For example, I lay down a 30 second guitar riff that I enjoy but I have lost all creative energy to continue the riff that I started.  I go to this online music service, upload my riff and await for submissions of people adding on to it.  I have the ability to accept the addition, add it as a maybe, or just flat deny it.  As the first uploader, you act as the decision maker as to what you add to the original piece.  Then you leave the maybes accessible to other artists to see if they can add something to make the maybes come to fruition.  After this process goes on for a period of time, you have a full song.  Once the song is done, all of the registered users who added on to the song are credited for the piece.  Then the song is then served up for download on the site which the song writers then receive royalties from each song they participate in.

With bands like Nine Inch Nails and Radiohead releasing their material in separate tracks which allows other people to remix the tracks however they wish, this could also evolve into a remix service for established artists.  A lot of new technology has surfaced recently that allows for mixing of tracks through web interfaces which will eventually allow users to manipulate tracks solely through the web.  Although the power of software such as Pro Tools is a long way away from approaching the web,  I could see people getting highly interested in recreating others tracks simply by adjusting timing, volume, pitch, and tempo.   Once the tracks are remixed, if people enjoy the remix and download it, then the user gets a small piece of royalties and the rest will go to the artist.

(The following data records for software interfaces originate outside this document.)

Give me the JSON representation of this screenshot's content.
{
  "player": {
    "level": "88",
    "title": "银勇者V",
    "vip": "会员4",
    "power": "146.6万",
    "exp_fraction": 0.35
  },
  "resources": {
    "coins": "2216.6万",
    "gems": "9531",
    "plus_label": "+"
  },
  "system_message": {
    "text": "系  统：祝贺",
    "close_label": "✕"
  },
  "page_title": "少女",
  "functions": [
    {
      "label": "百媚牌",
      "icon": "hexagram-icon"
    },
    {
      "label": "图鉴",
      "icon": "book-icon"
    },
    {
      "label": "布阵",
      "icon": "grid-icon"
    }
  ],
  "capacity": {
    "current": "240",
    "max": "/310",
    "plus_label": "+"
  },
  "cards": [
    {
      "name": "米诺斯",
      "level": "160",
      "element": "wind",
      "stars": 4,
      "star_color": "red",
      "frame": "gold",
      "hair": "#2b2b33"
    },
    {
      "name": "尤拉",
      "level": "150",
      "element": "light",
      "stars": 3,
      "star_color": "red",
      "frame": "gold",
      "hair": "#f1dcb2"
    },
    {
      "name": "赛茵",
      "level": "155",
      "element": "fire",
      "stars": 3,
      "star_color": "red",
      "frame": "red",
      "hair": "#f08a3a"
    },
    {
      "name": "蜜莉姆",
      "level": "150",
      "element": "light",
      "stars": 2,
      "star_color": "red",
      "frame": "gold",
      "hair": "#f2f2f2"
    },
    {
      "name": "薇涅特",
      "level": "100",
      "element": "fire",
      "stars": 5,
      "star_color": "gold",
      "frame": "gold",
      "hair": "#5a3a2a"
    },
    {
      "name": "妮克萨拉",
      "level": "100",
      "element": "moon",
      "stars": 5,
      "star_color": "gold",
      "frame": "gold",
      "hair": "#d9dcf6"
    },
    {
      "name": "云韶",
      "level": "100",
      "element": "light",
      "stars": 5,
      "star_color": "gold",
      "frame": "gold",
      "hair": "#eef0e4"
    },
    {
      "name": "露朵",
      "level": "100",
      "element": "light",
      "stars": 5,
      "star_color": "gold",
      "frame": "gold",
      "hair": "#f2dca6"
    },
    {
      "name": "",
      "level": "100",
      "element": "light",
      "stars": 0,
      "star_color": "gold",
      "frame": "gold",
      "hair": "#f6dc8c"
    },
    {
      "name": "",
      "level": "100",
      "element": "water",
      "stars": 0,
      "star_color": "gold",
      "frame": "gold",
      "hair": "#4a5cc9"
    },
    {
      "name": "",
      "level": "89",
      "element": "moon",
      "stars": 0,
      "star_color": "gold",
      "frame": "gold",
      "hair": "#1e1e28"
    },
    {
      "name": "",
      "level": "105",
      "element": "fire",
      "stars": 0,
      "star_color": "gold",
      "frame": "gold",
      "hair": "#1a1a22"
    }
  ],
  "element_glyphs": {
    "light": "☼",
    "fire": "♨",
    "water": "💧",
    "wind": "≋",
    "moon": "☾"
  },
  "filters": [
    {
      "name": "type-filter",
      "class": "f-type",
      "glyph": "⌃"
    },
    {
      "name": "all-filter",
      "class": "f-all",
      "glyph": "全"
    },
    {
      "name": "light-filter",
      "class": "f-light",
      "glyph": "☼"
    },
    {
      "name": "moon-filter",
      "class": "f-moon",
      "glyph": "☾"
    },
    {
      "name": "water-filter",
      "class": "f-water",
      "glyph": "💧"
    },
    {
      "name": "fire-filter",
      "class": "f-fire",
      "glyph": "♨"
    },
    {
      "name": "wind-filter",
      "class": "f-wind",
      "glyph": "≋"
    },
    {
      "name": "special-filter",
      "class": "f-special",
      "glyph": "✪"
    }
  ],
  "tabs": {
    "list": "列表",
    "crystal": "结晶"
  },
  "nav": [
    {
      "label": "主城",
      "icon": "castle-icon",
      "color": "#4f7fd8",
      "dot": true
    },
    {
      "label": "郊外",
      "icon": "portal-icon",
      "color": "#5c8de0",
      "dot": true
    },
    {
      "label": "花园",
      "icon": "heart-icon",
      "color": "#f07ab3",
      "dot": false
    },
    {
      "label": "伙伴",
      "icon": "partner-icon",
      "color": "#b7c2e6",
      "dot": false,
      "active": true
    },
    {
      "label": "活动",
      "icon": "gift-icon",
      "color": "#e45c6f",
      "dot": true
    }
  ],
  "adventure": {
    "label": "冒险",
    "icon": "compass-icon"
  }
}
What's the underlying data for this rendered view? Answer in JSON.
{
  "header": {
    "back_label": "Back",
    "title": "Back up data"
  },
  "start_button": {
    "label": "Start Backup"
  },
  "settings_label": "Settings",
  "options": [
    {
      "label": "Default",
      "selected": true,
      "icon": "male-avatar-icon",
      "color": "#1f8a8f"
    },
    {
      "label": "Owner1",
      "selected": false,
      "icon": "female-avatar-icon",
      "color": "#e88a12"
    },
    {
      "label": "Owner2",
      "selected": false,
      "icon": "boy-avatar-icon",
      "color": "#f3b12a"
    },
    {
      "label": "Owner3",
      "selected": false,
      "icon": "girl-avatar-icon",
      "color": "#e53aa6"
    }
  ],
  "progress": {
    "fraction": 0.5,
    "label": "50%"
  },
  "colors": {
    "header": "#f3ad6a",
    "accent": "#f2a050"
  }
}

In the next 10 years, it would be amazing if musicians could collaborate live over the internet but until then this would be a step in the right direction.  One of the best indie releases in the past 10 years was done through a collaboration of sending tracks back and forth online, The Postal Service.  Programmers do it, people remote in to the office everyday, why shouldn’t artists be next?  I’m surprised adobe hasn’t released an interactive feature of their software suite that allows for live collaboration.  With all of the recent online music infused start ups, I haven’t seen one that is trying to cater to tapping into all of these social networks of musicians and their friends that play music as well but live in different areas of the world.  This would be a perfect way to break out into this area.